Problem description: Copy out the data below. Keep every word as it is.
*** Extracted information ***
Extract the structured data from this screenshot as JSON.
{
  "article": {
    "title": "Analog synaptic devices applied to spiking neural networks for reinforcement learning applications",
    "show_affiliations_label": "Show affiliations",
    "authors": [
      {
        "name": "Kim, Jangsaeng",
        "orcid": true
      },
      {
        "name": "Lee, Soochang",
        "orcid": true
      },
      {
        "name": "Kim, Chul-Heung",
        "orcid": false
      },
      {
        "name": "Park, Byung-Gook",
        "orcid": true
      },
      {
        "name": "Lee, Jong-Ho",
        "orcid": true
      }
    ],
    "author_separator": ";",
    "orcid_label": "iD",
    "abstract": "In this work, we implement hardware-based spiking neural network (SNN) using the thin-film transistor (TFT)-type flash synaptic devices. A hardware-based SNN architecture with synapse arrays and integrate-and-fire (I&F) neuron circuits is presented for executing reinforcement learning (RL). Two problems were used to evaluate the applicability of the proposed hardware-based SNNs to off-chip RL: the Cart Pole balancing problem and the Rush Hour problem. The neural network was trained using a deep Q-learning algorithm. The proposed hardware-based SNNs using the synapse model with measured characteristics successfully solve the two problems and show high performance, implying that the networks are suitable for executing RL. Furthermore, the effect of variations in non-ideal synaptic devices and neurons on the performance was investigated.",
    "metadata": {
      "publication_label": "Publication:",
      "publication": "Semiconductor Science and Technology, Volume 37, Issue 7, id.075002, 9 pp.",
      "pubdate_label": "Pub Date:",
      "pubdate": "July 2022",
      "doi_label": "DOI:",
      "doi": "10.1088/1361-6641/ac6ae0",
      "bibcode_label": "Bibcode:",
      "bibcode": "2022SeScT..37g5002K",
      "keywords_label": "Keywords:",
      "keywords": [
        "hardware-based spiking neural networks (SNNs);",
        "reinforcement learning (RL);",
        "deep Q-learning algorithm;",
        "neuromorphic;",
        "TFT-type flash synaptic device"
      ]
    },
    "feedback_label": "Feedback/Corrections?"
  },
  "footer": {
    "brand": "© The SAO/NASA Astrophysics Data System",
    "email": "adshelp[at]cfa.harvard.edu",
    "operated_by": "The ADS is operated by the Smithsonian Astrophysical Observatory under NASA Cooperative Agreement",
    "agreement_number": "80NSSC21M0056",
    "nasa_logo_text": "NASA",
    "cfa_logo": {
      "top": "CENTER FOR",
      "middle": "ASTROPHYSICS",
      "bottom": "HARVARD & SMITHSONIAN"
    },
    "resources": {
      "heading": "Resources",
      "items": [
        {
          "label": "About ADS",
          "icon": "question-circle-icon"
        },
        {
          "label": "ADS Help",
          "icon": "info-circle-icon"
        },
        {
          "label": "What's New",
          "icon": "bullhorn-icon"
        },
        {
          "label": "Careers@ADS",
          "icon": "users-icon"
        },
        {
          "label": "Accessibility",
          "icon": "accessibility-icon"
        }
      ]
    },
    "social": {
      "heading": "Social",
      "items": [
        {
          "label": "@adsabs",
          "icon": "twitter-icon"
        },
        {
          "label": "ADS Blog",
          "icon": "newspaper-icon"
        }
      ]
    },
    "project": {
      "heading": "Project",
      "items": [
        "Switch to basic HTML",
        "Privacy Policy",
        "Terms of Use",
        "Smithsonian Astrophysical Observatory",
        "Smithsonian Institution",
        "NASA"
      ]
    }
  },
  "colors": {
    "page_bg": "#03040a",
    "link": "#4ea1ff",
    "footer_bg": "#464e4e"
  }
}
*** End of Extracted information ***
Task solution:
Extract the structured data from this screenshot as JSON.
{
  "article": {
    "title": "Analog synaptic devices applied to spiking neural networks for reinforcement learning applications",
    "show_affiliations_label": "Show affiliations",
    "authors": [
      {
        "name": "Kim, Jangsaeng",
        "orcid": true
      },
      {
        "name": "Lee, Soochang",
        "orcid": true
      },
      {
        "name": "Kim, Chul-Heung",
        "orcid": false
      },
      {
        "name": "Park, Byung-Gook",
        "orcid": true
      },
      {
        "name": "Lee, Jong-Ho",
        "orcid": true
      }
    ],
    "author_separator": ";",
    "orcid_label": "iD",
    "abstract": "In this work, we implement hardware-based spiking neural network (SNN) using the thin-film transistor (TFT)-type flash synaptic devices. A hardware-based SNN architecture with synapse arrays and integrate-and-fire (I&F) neuron circuits is presented for executing reinforcement learning (RL). Two problems were used to evaluate the applicability of the proposed hardware-based SNNs to off-chip RL: the Cart Pole balancing problem and the Rush Hour problem. The neural network was trained using a deep Q-learning algorithm. The proposed hardware-based SNNs using the synapse model with measured characteristics successfully solve the two problems and show high performance, implying that the networks are suitable for executing RL. Furthermore, the effect of variations in non-ideal synaptic devices and neurons on the performance was investigated.",
    "metadata": {
      "publication_label": "Publication:",
      "publication": "Semiconductor Science and Technology, Volume 37, Issue 7, id.075002, 9 pp.",
      "pubdate_label": "Pub Date:",
      "pubdate": "July 2022",
      "doi_label": "DOI:",
      "doi": "10.1088/1361-6641/ac6ae0",
      "bibcode_label": "Bibcode:",
      "bibcode": "2022SeScT..37g5002K",
      "keywords_label": "Keywords:",
      "keywords": [
        "hardware-based spiking neural networks (SNNs);",
        "reinforcement learning (RL);",
        "deep Q-learning algorithm;",
        "neuromorphic;",
        "TFT-type flash synaptic device"
      ]
    },
    "feedback_label": "Feedback/Corrections?"
  },
  "footer": {
    "brand": "© The SAO/NASA Astrophysics Data System",
    "email": "adshelp[at]cfa.harvard.edu",
    "operated_by": "The ADS is operated by the Smithsonian Astrophysical Observatory under NASA Cooperative Agreement",
    "agreement_number": "80NSSC21M0056",
    "nasa_logo_text": "NASA",
    "cfa_logo": {
      "top": "CENTER FOR",
      "middle": "ASTROPHYSICS",
      "bottom": "HARVARD & SMITHSONIAN"
    },
    "resources": {
      "heading": "Resources",
      "items": [
        {
          "label": "About ADS",
          "icon": "question-circle-icon"
        },
        {
          "label": "ADS Help",
          "icon": "info-circle-icon"
        },
        {
          "label": "What's New",
          "icon": "bullhorn-icon"
        },
        {
          "label": "Careers@ADS",
          "icon": "users-icon"
        },
        {
          "label": "Accessibility",
          "icon": "accessibility-icon"
        }
      ]
    },
    "social": {
      "heading": "Social",
      "items": [
        {
          "label": "@adsabs",
          "icon": "twitter-icon"
        },
        {
          "label": "ADS Blog",
          "icon": "newspaper-icon"
        }
      ]
    },
    "project": {
      "heading": "Project",
      "items": [
        "Switch to basic HTML",
        "Privacy Policy",
        "Terms of Use",
        "Smithsonian Astrophysical Observatory",
        "Smithsonian Institution",
        "NASA"
      ]
    }
  },
  "colors": {
    "page_bg": "#03040a",
    "link": "#4ea1ff",
    "footer_bg": "#464e4e"
  }
}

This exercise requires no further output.